Coastal Conservation Association Washington concurred, and lodged immediate support for the four-year phase-in plan. The sweeping changes would relegate deadly, non-selective commercial gillnets to side channels ("SAFE" areas) where very few wild salmon and steelhead that are listed by the Endangered Species Act are snared. The new plan would also increase SAFE area commercial hatchery production and prioritize selective sport fishing on the main stem Columbia River.

With the promise of both improving conservation and optimizing the greater economic contributions of sport fishing to Washington's economy, you might expect wildlife managers to move decisively on the key priorities of the plan. Regrettably, the progress to date leaves many observers wondering if agency staff remember the spirit of the bold reforms in the first place: Ending decades of controversial main stem gillnetting, improving conservation and amplifying sport fishing, which currently generates $36 million in annual economic value.

Quickly and predictably, the gillnet lobbies in both states filed legal challenges against fishery managers to block these historic and vital reforms. CCA helped block these attacks, but delays have sapped vital momentum and focus.

With typical deference to commercial interests, managers have moved very slowly in laying out a plan for selective seine fisheries to replace non-selective gillnets, missing a first benchmark for a pilot seine fishery in 2013.

Seines, which have been thoroughly tested at great expense to taxpayers, have been proven more beneficial than gillnets because they kill fewer wild salmon, steelhead and sturgeon. Instead, managers moved quickly to use questionable "tanglenets" as a possible selective alternative. Unfortunately, tanglenets are simply small mesh gillnets that inflict similar damage, especially to smaller non-target species such as steelhead, wild sockeye and wild coho.

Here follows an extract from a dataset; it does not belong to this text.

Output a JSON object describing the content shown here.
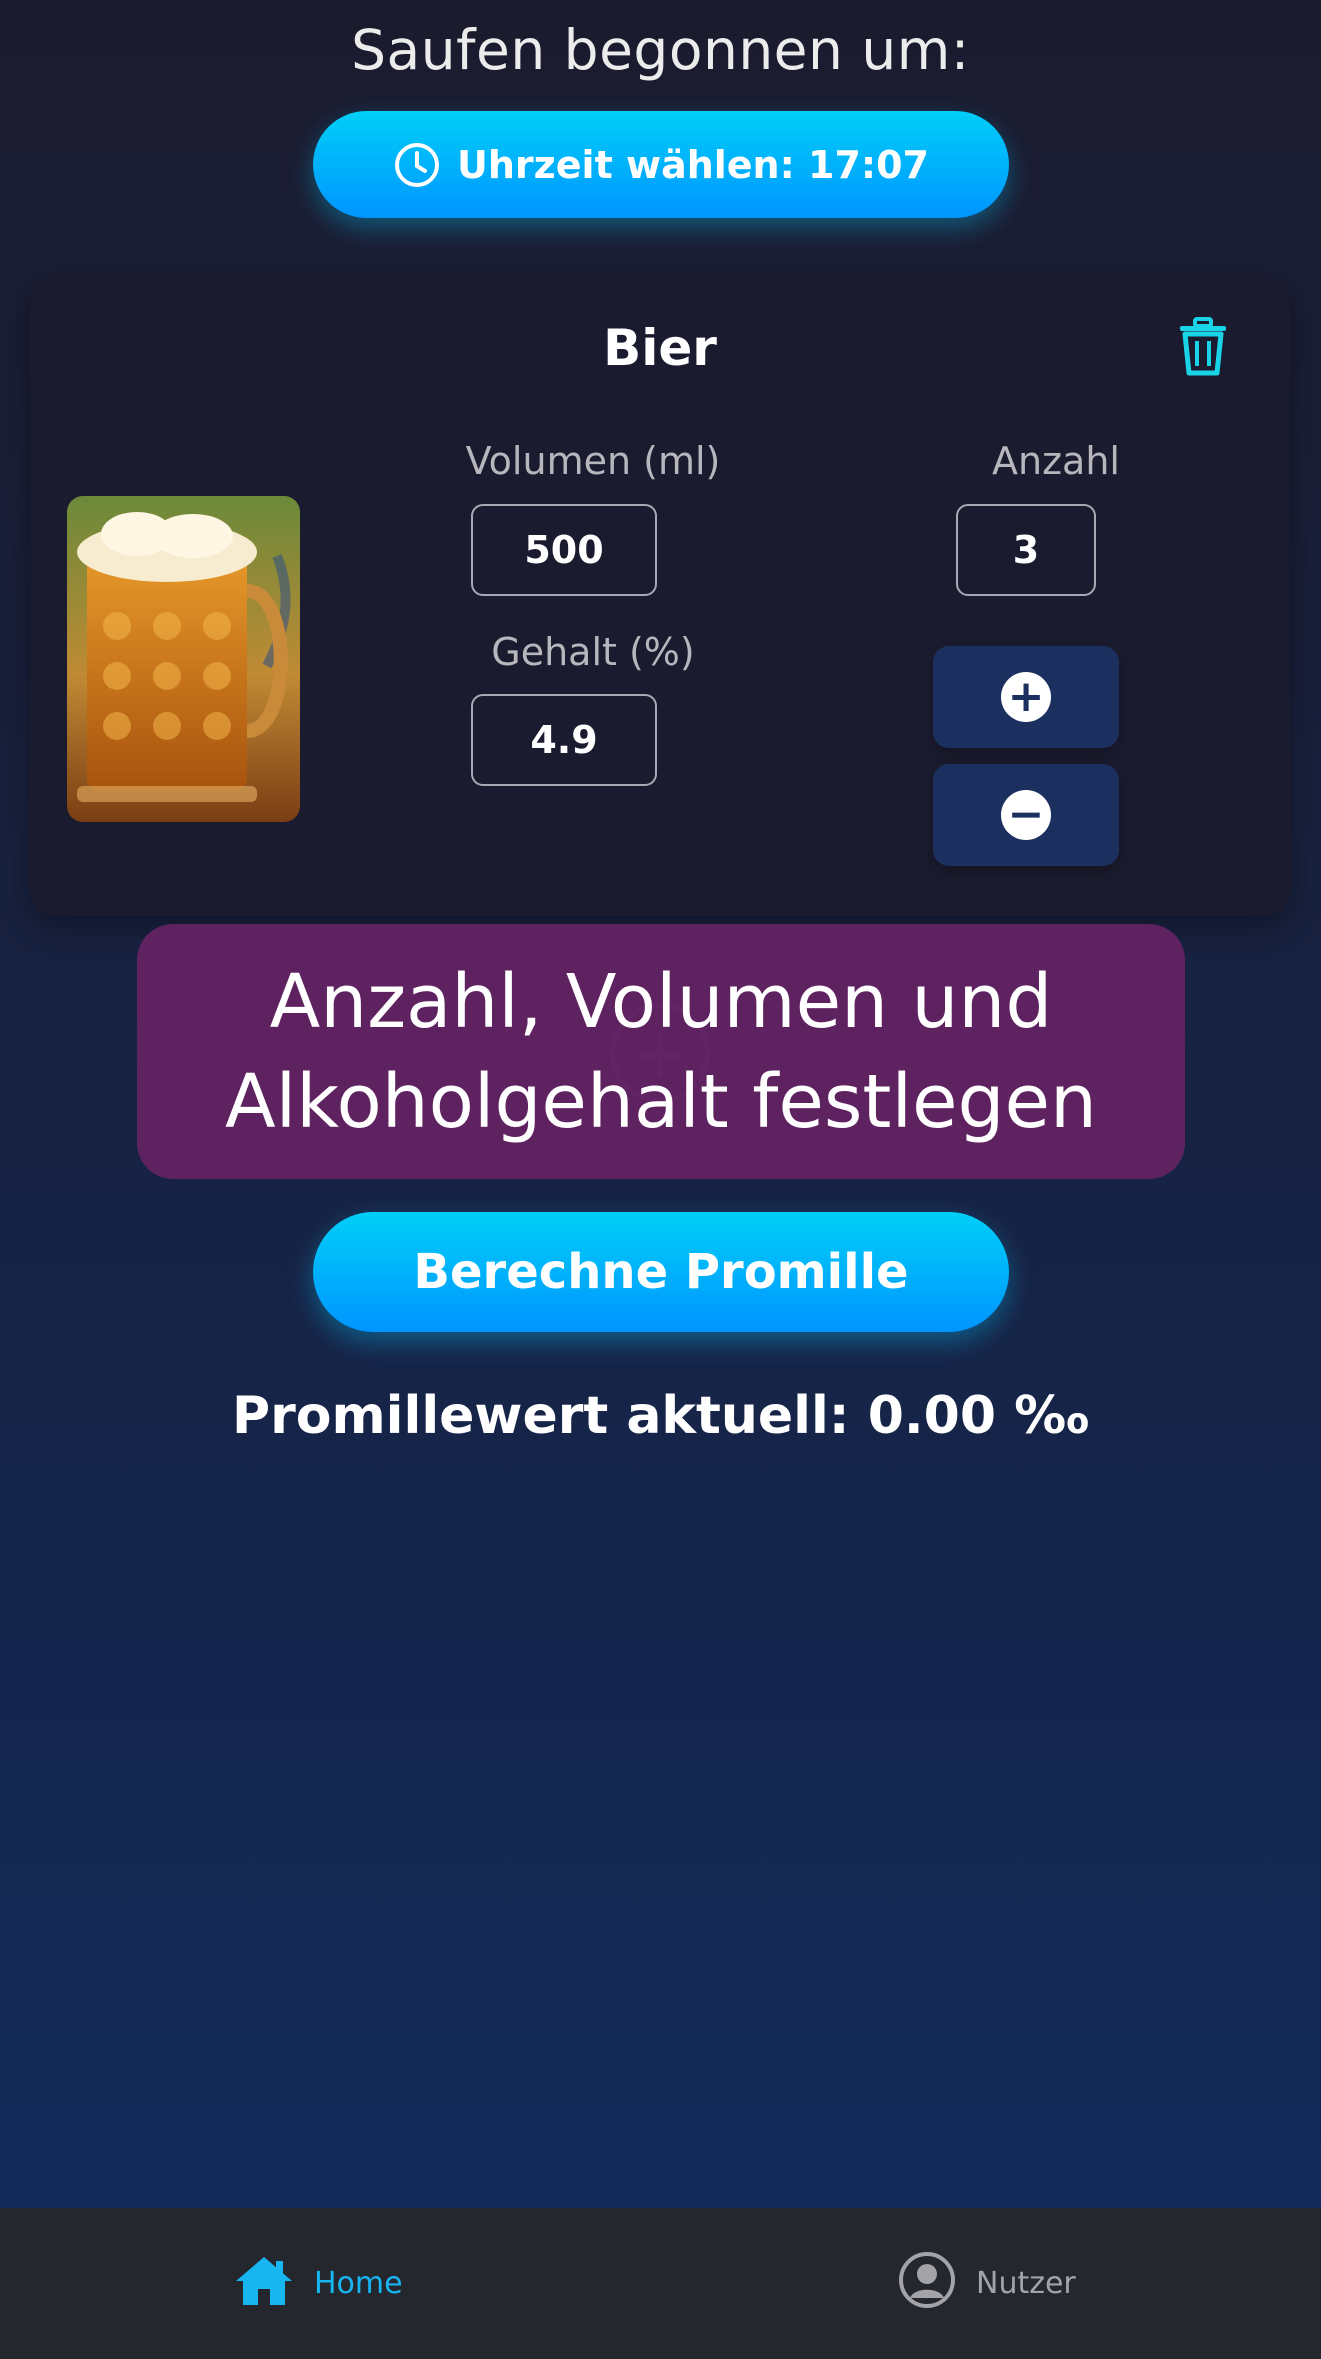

Managers have either forgotten or misinterpreted other priorities of the plan. For example, they moved quickly to create a SAFE area directly on the main stem in the Cathlamet Channel. A SAFE area is supposed to be an area outside the river's main flow. Multiple studies have shown that wild ESA-listed steelhead and salmon commonly use the Cathlamet Channel to migrate upstream and, as such, it is a poor location for non-selective gillnetting.

Lack of decisive action

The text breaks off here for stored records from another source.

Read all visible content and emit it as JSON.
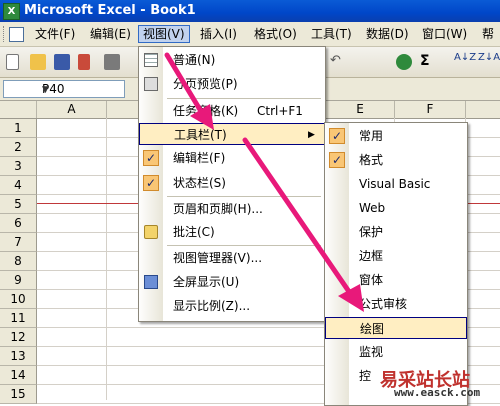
{
  "window": {
    "title": "Microsoft Excel - Book1",
    "app_icon": "X"
  },
  "menubar": {
    "items": [
      {
        "label": "文件(F)"
      },
      {
        "label": "编辑(E)"
      },
      {
        "label": "视图(V)"
      },
      {
        "label": "插入(I)"
      },
      {
        "label": "格式(O)"
      },
      {
        "label": "工具(T)"
      },
      {
        "label": "数据(D)"
      },
      {
        "label": "窗口(W)"
      },
      {
        "label": "帮"
      }
    ]
  },
  "namebox": {
    "value": "P40"
  },
  "columns": [
    "A",
    "E",
    "F"
  ],
  "rows": [
    "1",
    "2",
    "3",
    "4",
    "5",
    "6",
    "7",
    "8",
    "9",
    "10",
    "11",
    "12",
    "13",
    "14",
    "15"
  ],
  "view_menu": {
    "items": [
      {
        "label": "普通(N)"
      },
      {
        "label": "分页预览(P)"
      },
      {
        "label": "任务窗格(K)",
        "shortcut": "Ctrl+F1"
      },
      {
        "label": "工具栏(T)"
      },
      {
        "label": "编辑栏(F)"
      },
      {
        "label": "状态栏(S)"
      },
      {
        "label": "页眉和页脚(H)..."
      },
      {
        "label": "批注(C)"
      },
      {
        "label": "视图管理器(V)..."
      },
      {
        "label": "全屏显示(U)"
      },
      {
        "label": "显示比例(Z)..."
      }
    ]
  },
  "toolbar_submenu": {
    "items": [
      {
        "label": "常用",
        "checked": true
      },
      {
        "label": "格式",
        "checked": true
      },
      {
        "label": "Visual Basic"
      },
      {
        "label": "Web"
      },
      {
        "label": "保护"
      },
      {
        "label": "边框"
      },
      {
        "label": "窗体"
      },
      {
        "label": "公式审核"
      },
      {
        "label": "绘图"
      },
      {
        "label": "监视"
      },
      {
        "label": "控"
      }
    ]
  },
  "watermark": {
    "text": "易采站长站",
    "url": "www.easck.com"
  },
  "colors": {
    "highlight": "#ffeec2",
    "arrow": "#e8197a",
    "check": "#f9c675",
    "titlebar": "#0a5bd6"
  }
}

Another imperative was to develop programs to reduce the mostly inactive gillnet fleet. Fish and Wildlife landing records show that only about a dozen Washington gillnetters (out of more than 150 who are licensed) land Columbia River fish valued atmore than $20,000 annually. Managers should pursue plans to cancel inactive permits, require landing minimums and use other methods to reduce permits. Even though this was to begin in 2013, we have not seen any effort on this important goal.

The power of the gillnet lobby to derail these landmark reforms should concern Washingtonians greatly. It is we who fund efforts to recover the wild salmon that are disproportionately killed in non-selective and lethal gillnets. Lack of decisive action and resolve on the part of managers should also concern us. The plan set clear, common-sense priorities for keeping non-selective gillnets out of the mainstem and for optimizing the economic value of fisheries on our Columbia River. The public continues to support these goals. Let's hope our agency managers will act boldly and lead the way on these priorities to earn a more positive report next year.


Nello Picinich is Executive Director of Coastal Conservation Association Washington, which is based in Vancouver and has 15 local chapters across the state, www.ccawashington.org.